Newspapers were quick to quote Dr Martin Davidson from Plymouth who suggested that the tsunami may have been caused by a submarine slide, which is possible. But given the numerous thunderstorms taking place within the region that week, it may be a meteorological tsunami. Indeed, this event is similar to an event that occurred in the region on 18th August 1892; the following is extracted from a scientific paper I co-authored on thunderstorm generated meteo-tsunami published in 2009:

"Haslett and Bryant (2009) present newspaper reports stating that “a series of tidal waves” occurred along the western English Channel coast in the estuary of the River Yealm where “a good deal of damage was done to boats moored in the river” (Penny Illustrated, 1892, p. 6). The Times (1892a) also reports this event in the River Yealm as well as stating that “there was a rapid rise in the River Fowey as a great tidal wave, but this immediately subsided” (p. 4). ...... The Times (1892b) report thunderstorms in the English Channel that day and Davison (1924) considers that they generated the large tsunami-like waves." (from Haslett et al., 2009, Physics and Chemistry of the Earth).

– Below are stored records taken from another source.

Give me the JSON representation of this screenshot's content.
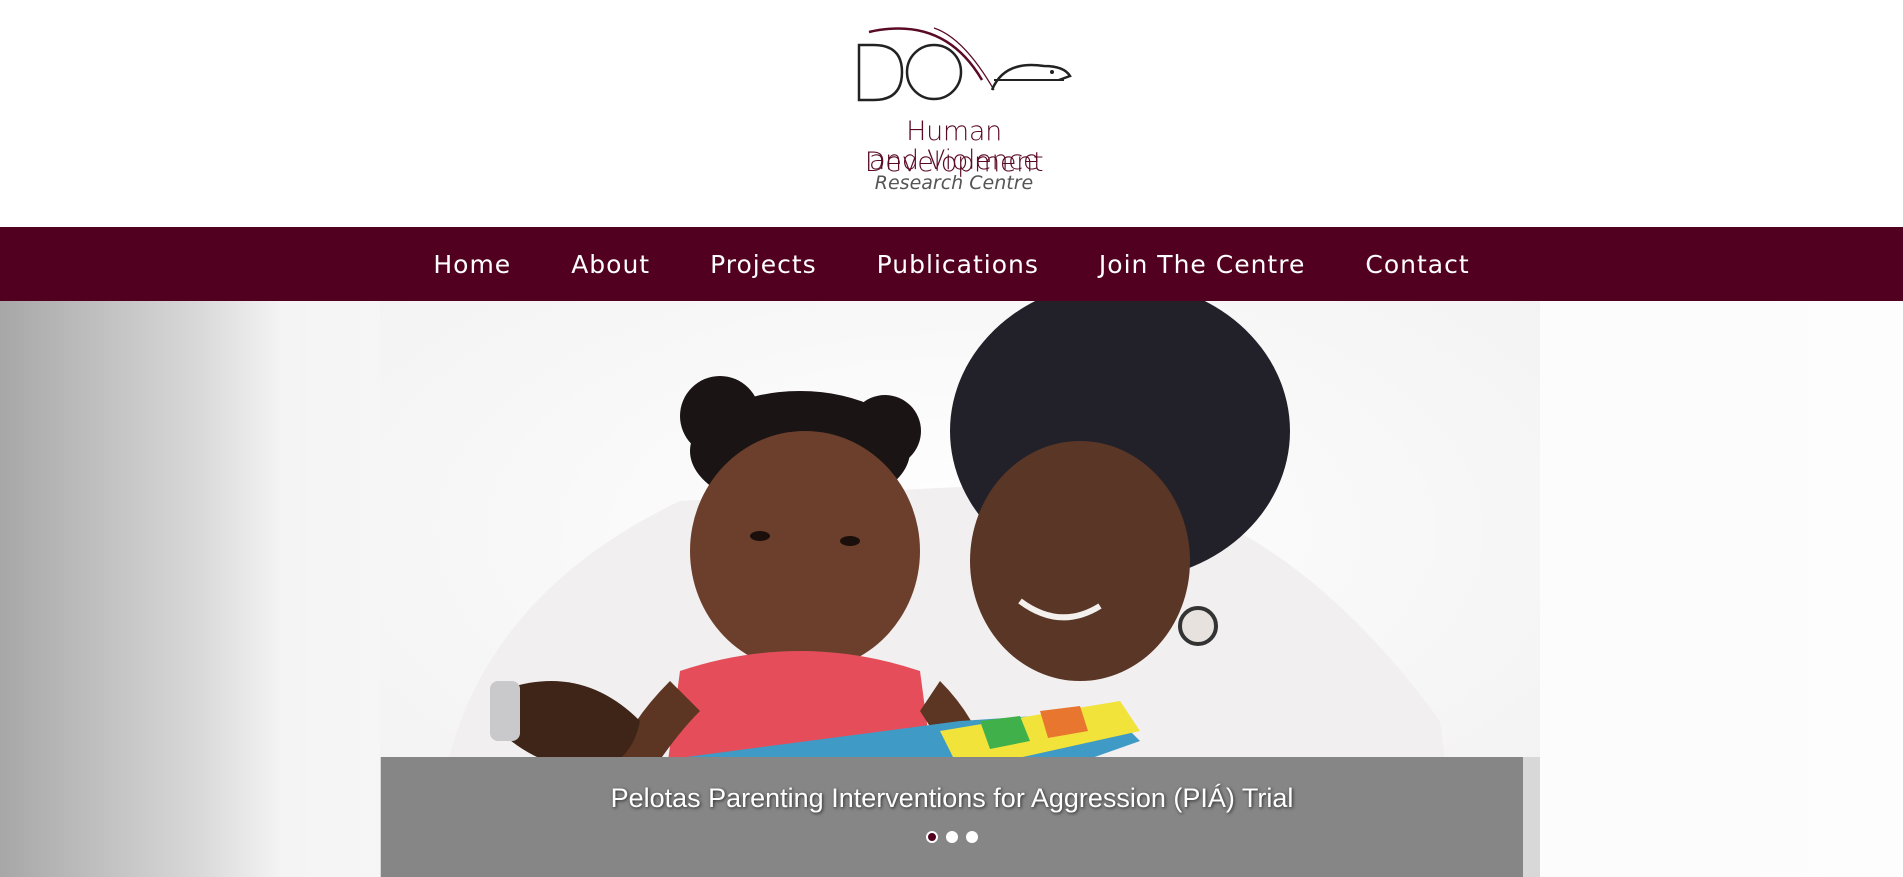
{
  "logo": {
    "wordmark": "DOVE",
    "line1": "Human Development",
    "line2": "and Violence",
    "line3": "Research Centre"
  },
  "nav": {
    "items": [
      {
        "label": "Home"
      },
      {
        "label": "About"
      },
      {
        "label": "Projects"
      },
      {
        "label": "Publications"
      },
      {
        "label": "Join The Centre"
      },
      {
        "label": "Contact"
      }
    ]
  },
  "hero": {
    "caption": "Pelotas Parenting Interventions for Aggression (PIÁ) Trial",
    "slides_total": 3,
    "active_slide": 1
  },
  "colors": {
    "brand": "#520020",
    "nav_text": "#ffffff"
  }
}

The British Geological Survey have produced a good evaluation report of the event and cite and extract from my paper (Haslett et al., 2009) as evidence for their preferred view that it was a meteo-tsunami.

Therefore, this small tsunami event could have been caused by an undersea landslide or, more likely perhaps, as a meteo-tsunami. It should be possible to analyse the meteorological conditions at the time to establish if that was the cause, but less so if it was a slide. This is an interesting event that highlights our ignorance of and risk from tsunami-like occurrences around the coast of the British Isles.

Less than a month before this event, on 29th May, I gave the Annual Kelliwic Lecture in Cornwall entitled "The Hell of Higher Water: tsunami and the Cornish coast"; I imagine my audience would not have expected a Cornish tsunami in the news so soon after it:
In this lecture I outline the history of tsunami in Cornwall, including the 1755 Lisbon event, but a number others too. Most of this is based on research that myself and co-author Dr Ted Bryant have published over the past 10 years or so. If anyone is interested, the main papers that relate to tsunamis in Cornwall are: